Find each line of the material below in which the word "this" occurs, and return it.
────────────────
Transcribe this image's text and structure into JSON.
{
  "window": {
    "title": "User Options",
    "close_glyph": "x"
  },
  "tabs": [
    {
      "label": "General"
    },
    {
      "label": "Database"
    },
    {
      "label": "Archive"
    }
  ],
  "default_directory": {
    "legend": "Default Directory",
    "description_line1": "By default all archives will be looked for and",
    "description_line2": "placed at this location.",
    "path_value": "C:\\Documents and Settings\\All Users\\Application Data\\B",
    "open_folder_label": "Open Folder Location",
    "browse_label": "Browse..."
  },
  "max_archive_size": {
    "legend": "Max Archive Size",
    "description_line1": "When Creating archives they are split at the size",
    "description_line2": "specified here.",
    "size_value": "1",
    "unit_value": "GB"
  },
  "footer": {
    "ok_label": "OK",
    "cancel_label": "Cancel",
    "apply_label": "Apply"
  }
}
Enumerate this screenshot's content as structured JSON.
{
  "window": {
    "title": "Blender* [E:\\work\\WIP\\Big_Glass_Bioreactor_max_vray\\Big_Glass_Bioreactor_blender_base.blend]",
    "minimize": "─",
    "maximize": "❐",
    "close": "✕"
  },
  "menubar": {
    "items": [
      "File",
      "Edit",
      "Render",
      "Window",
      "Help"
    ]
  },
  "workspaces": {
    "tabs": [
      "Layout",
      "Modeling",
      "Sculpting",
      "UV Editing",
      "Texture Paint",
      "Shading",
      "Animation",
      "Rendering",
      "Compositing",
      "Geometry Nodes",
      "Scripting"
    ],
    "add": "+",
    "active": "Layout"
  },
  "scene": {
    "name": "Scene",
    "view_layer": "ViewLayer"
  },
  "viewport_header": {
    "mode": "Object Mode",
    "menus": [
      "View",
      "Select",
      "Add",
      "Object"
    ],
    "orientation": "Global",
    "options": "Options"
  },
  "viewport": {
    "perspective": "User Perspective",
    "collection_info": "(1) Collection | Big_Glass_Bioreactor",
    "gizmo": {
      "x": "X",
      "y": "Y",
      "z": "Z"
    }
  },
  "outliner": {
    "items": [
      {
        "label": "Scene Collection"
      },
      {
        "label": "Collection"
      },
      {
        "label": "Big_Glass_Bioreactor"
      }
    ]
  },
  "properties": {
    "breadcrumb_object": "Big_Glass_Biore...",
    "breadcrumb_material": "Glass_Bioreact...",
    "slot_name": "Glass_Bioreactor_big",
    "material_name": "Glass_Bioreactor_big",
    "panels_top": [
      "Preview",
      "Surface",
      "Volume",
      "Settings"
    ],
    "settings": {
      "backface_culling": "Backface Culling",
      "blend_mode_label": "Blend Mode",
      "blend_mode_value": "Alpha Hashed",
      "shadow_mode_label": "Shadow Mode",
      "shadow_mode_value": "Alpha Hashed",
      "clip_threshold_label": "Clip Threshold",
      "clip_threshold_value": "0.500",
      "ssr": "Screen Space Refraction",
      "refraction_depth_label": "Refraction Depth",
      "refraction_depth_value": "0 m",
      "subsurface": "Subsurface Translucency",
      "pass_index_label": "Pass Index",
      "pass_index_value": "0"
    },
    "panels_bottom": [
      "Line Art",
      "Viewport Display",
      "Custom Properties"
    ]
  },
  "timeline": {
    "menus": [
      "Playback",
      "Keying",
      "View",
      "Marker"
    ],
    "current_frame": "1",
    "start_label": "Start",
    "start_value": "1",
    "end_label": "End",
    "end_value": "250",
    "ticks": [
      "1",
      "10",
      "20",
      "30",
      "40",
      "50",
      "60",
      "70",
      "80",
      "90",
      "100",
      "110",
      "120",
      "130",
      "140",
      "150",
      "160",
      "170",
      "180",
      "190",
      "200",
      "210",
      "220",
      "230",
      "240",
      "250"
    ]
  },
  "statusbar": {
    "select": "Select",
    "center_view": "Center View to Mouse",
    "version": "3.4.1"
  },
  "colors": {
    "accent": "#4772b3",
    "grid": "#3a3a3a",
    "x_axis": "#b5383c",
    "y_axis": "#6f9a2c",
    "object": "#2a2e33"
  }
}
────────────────
Finished task:
Transcribe this image's text and structure into JSON.
    "description_line2": "placed at this location.",
Enumerate this screenshot's content as structured JSON.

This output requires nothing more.